Another development is that at least one CBP Port Director had informed industry that every offshore subsea installation or repair project requires its own ruling covering the contemplated operations to demonstrate compliance with the Jones Act. Otherwise, if a company decides to carry out subsea installation and repair activities, even when such activities are squarely within the parameters and in conformance with numerous “equipment of the vessel” rulings issued over the years, CBP will issue a penalty for the value of the merchandise or the cost of the transportation, whichever is greater, which often will be in the millions of dollars.
This puts owners and operators in an untenable situation. If they request a ruling in advance (which is not required), they risk obtaining an adverse ruling, irrespective of prior precedent, as a result of the political pressure now surrounding interpretation of the Jones Act as it applies offshore. If they decide to move forward without a ruling, then the company subjects itself to a severe penalty action which they will have to defend through the CBP mitigation process.
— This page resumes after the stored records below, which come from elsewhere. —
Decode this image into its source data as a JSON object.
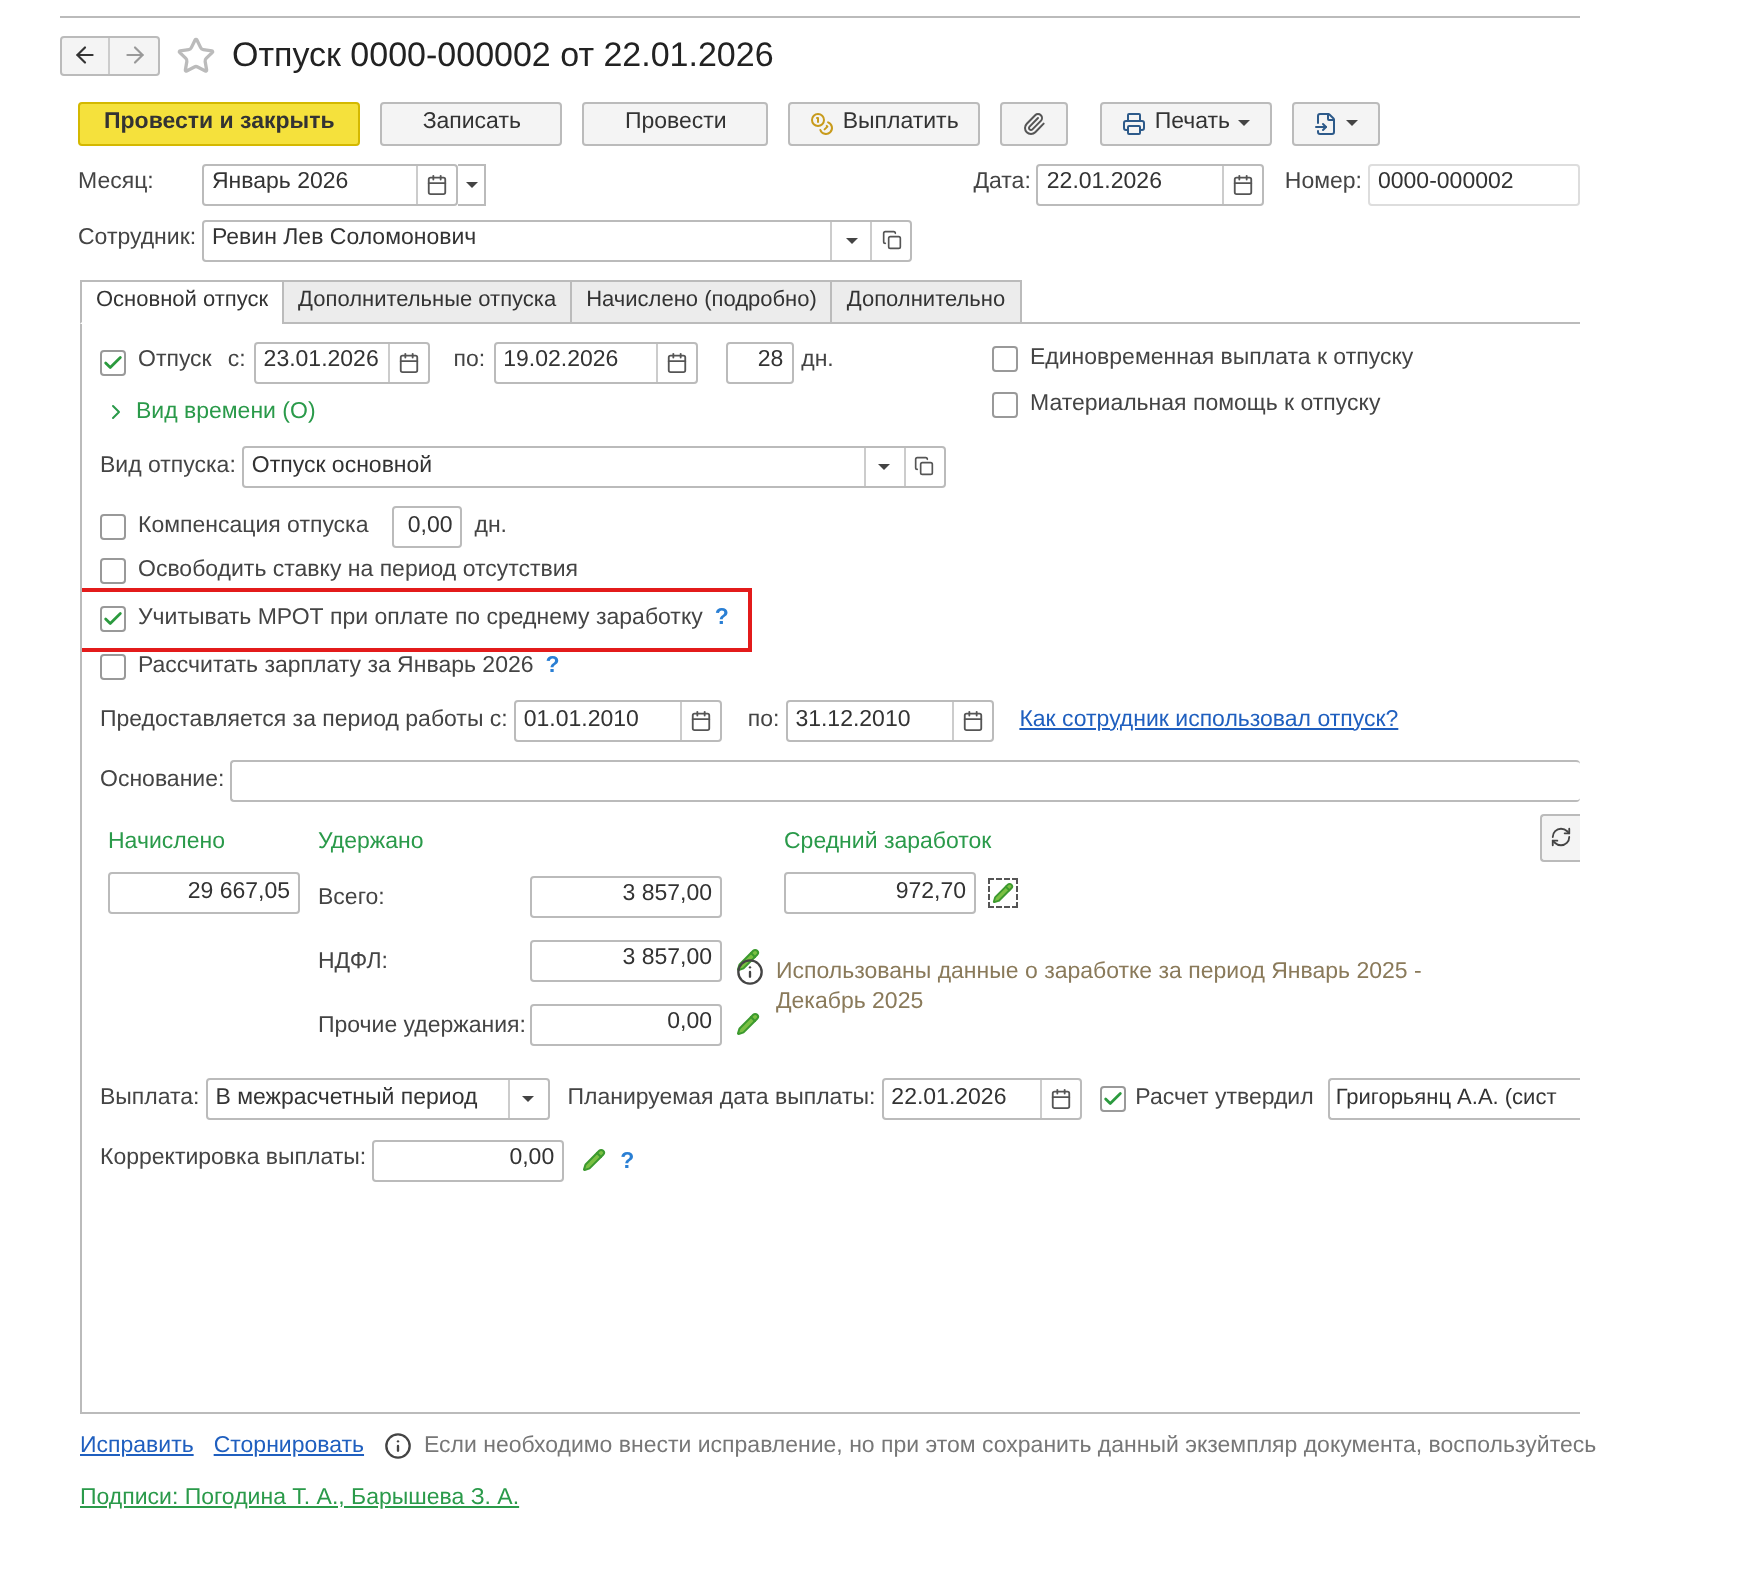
{
  "title": "Отпуск 0000-000002 от 22.01.2026",
  "toolbar": [
    {
      "kind": "primary",
      "label": "Провести и закрыть"
    },
    {
      "kind": "plain",
      "label": "Записать"
    },
    {
      "kind": "plain",
      "label": "Провести"
    },
    {
      "kind": "pay",
      "label": "Выплатить"
    },
    {
      "kind": "clip"
    },
    {
      "kind": "print",
      "label": "Печать"
    },
    {
      "kind": "export"
    }
  ],
  "month": {
    "label": "Месяц:",
    "value": "Январь 2026"
  },
  "date": {
    "label": "Дата:",
    "value": "22.01.2026"
  },
  "number": {
    "label": "Номер:",
    "value": "0000-000002"
  },
  "employee": {
    "label": "Сотрудник:",
    "value": "Ревин Лев Соломонович"
  },
  "tabs": [
    {
      "label": "Основной отпуск",
      "selected": true
    },
    {
      "label": "Дополнительные отпуска",
      "selected": false
    },
    {
      "label": "Начислено (подробно)",
      "selected": false
    },
    {
      "label": "Дополнительно",
      "selected": false
    }
  ],
  "vacation": {
    "label": "Отпуск",
    "checked": true,
    "from_label": "с:",
    "from": "23.01.2026",
    "to_label": "по:",
    "to": "19.02.2026",
    "days": "28",
    "days_unit": "дн."
  },
  "side_options": [
    {
      "label": "Единовременная выплата к отпуску",
      "checked": false
    },
    {
      "label": "Материальная помощь к отпуску",
      "checked": false
    }
  ],
  "time_kind": {
    "label": "Вид времени (О)",
    "expanded": false
  },
  "vacation_type": {
    "label": "Вид отпуска:",
    "value": "Отпуск основной"
  },
  "options": [
    {
      "kind": "amount",
      "label": "Компенсация отпуска",
      "checked": false,
      "value": "0,00",
      "unit": "дн."
    },
    {
      "kind": "plain",
      "label": "Освободить ставку на период отсутствия",
      "checked": false
    },
    {
      "kind": "help",
      "label": "Учитывать МРОТ при оплате по среднему заработку",
      "checked": true,
      "help": "?",
      "highlighted": true
    },
    {
      "kind": "help",
      "label": "Рассчитать зарплату за Январь 2026",
      "checked": false,
      "help": "?",
      "highlighted": false
    }
  ],
  "period": {
    "label": "Предоставляется за период работы с:",
    "from": "01.01.2010",
    "to_label": "по:",
    "to": "31.12.2010",
    "link": "Как сотрудник использовал отпуск?"
  },
  "basis": {
    "label": "Основание:"
  },
  "accrued": {
    "title": "Начислено",
    "value": "29 667,05"
  },
  "withheld": {
    "title": "Удержано",
    "rows": [
      {
        "label": "Всего:",
        "value": "3 857,00",
        "editable": false
      },
      {
        "label": "НДФЛ:",
        "value": "3 857,00",
        "editable": true
      },
      {
        "label": "Прочие удержания:",
        "value": "0,00",
        "editable": true
      }
    ]
  },
  "average": {
    "title": "Средний заработок",
    "value": "972,70"
  },
  "info": "Использованы данные о заработке за период Январь 2025 - Декабрь 2025",
  "payment": {
    "label": "Выплата:",
    "value": "В межрасчетный период",
    "planned_label": "Планируемая дата выплаты:",
    "planned_value": "22.01.2026",
    "approved_label": "Расчет утвердил",
    "approved": true,
    "approver": "Григорьянц А.А. (сист"
  },
  "correction": {
    "label": "Корректировка выплаты:",
    "value": "0,00",
    "help": "?"
  },
  "footer_links": [
    "Исправить",
    "Сторнировать"
  ],
  "footer_info": "Если необходимо внести исправление, но при этом сохранить данный экземпляр документа, воспользуйтесь",
  "signatures": "Подписи: Погодина Т. А., Барышева З. А."
}
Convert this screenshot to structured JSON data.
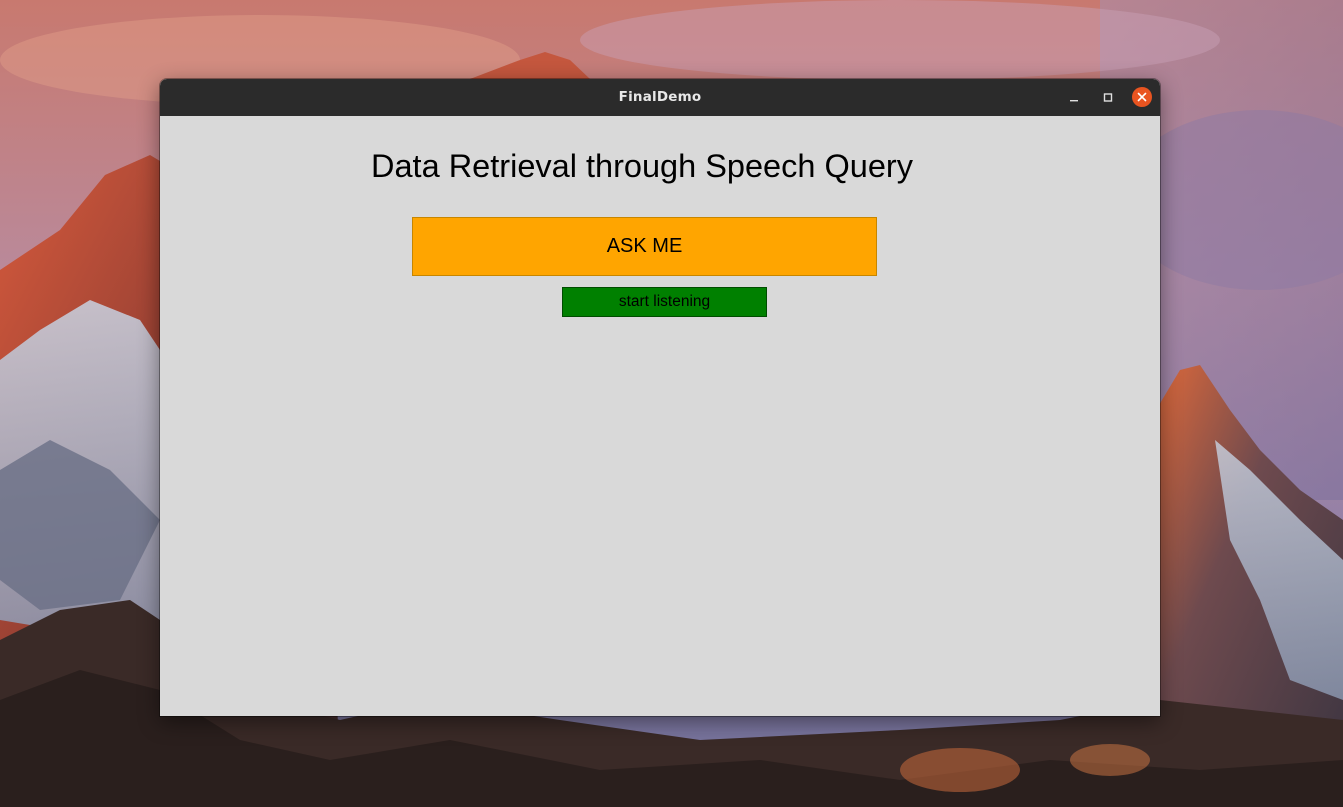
{
  "window": {
    "title": "FinalDemo"
  },
  "app": {
    "heading": "Data Retrieval through Speech Query",
    "ask_button_label": "ASK ME",
    "listen_button_label": "start listening"
  },
  "colors": {
    "ask_button_bg": "#ffa500",
    "listen_button_bg": "#008000",
    "client_bg": "#d9d9d9",
    "titlebar_bg": "#2b2b2b",
    "close_button_bg": "#e95420"
  },
  "icons": {
    "minimize": "minimize-icon",
    "maximize": "maximize-icon",
    "close": "close-icon"
  }
}
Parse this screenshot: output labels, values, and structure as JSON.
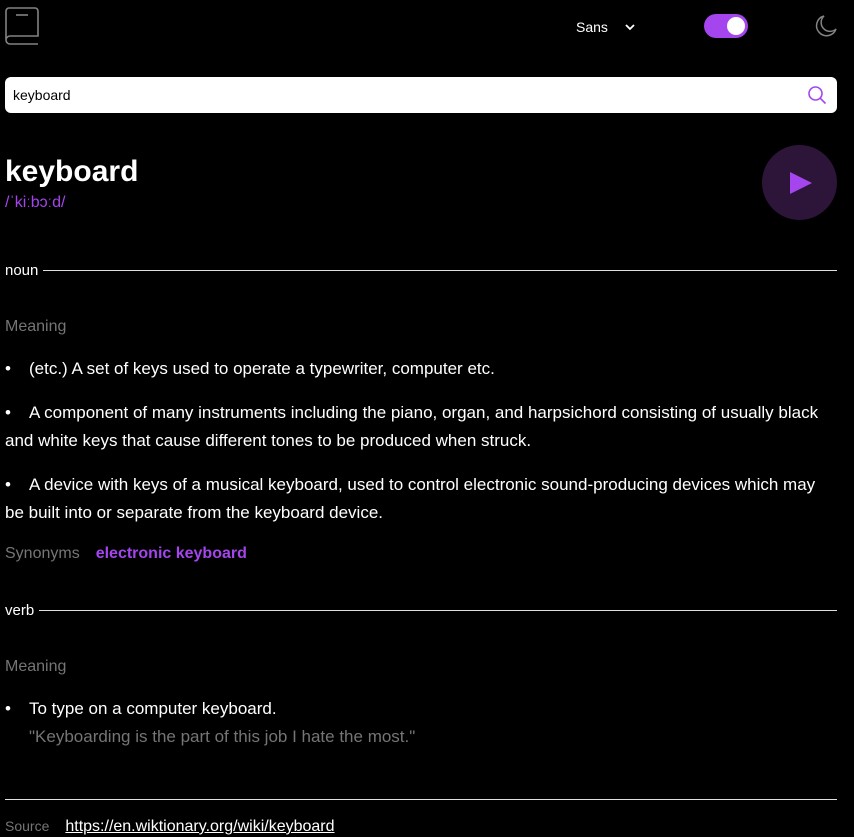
{
  "header": {
    "logo_icon": "book-icon",
    "font_selector": {
      "selected": "Sans",
      "icon": "chevron-down-icon"
    },
    "theme_toggle": {
      "state": "on"
    },
    "theme_icon": "moon-icon"
  },
  "search": {
    "value": "keyboard",
    "icon": "search-icon"
  },
  "entry": {
    "word": "keyboard",
    "phonetic": "/ˈkiːbɔːd/",
    "play_icon": "play-icon"
  },
  "meanings": [
    {
      "part_of_speech": "noun",
      "heading": "Meaning",
      "definitions": [
        {
          "bullet": "•",
          "text": "(etc.) A set of keys used to operate a typewriter, computer etc."
        },
        {
          "bullet": "•",
          "text": "A component of many instruments including the piano, organ, and harpsichord consisting of usually black and white keys that cause different tones to be produced when struck."
        },
        {
          "bullet": "•",
          "text": "A device with keys of a musical keyboard, used to control electronic sound-producing devices which may be built into or separate from the keyboard device."
        }
      ],
      "synonyms_label": "Synonyms",
      "synonyms": [
        "electronic keyboard"
      ]
    },
    {
      "part_of_speech": "verb",
      "heading": "Meaning",
      "definitions": [
        {
          "bullet": "•",
          "text": "To type on a computer keyboard.",
          "example": "\"Keyboarding is the part of this job I hate the most.\""
        }
      ]
    }
  ],
  "source": {
    "label": "Source",
    "url": "https://en.wiktionary.org/wiki/keyboard"
  },
  "colors": {
    "accent": "#a445ed",
    "background": "#000000",
    "muted": "#757575"
  }
}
This is no way for the U.S. government to establish policy and it is contrary to CBP’s own policy of “Informed Compliance,” which is supposed to make sure industry knows what to expect.
In short, fundamental fairness demands and it is incumbent upon CBP under its Informed Compliance policy to achieve consistency in interpretation of the Jones Act as it applies offshore—and not through ad hoc enforcement actions, especially when there is precedent supporting the activity in question. In addition, it is particularly troubling that CBP would initiate such a policy when the United States is only now starting to see a recovery in the oil and gas development regime in the Gulf of Mexico in the aftermath of the Deepwater Horizon and when the United States is still trying to get its sputtering economy back on track.
In conclusion, given these developments, it is incumbent for all those involved in the offshore oil and gas industry to work together to find a way forward to ensure that we do not unnecessarily put a substantial damper on offshore development when the United States is only now beginning to achieve energy independence.
Jonathan K. Waldron, partner at Blank Rome LLP, concentrates his practice in maritime, international, and environmental law. He is ranked by Chambers USA as a leading shipping attorney and is recognized as a leader in shipping and maritime law by Who’s Who Legal.
Jeanne M. Grasso, partner at Blank Rome LLP, focuses her practice on maritime and environmental law for domestic and international clients. She heads Blank Rome’s Maritime Industry Team, serves on the Board of Directors of the World Ocean Council and the Advisory Board of the Smithsonian Environmental Research Center, is president of the Women’s International Shipping & Trading Association of the USA, and was recently appointed to the Marine Board of the National Academy of Sciences.
(As published in the Jauary 2013 edition of Maritime Reporter - www.marinelink.com)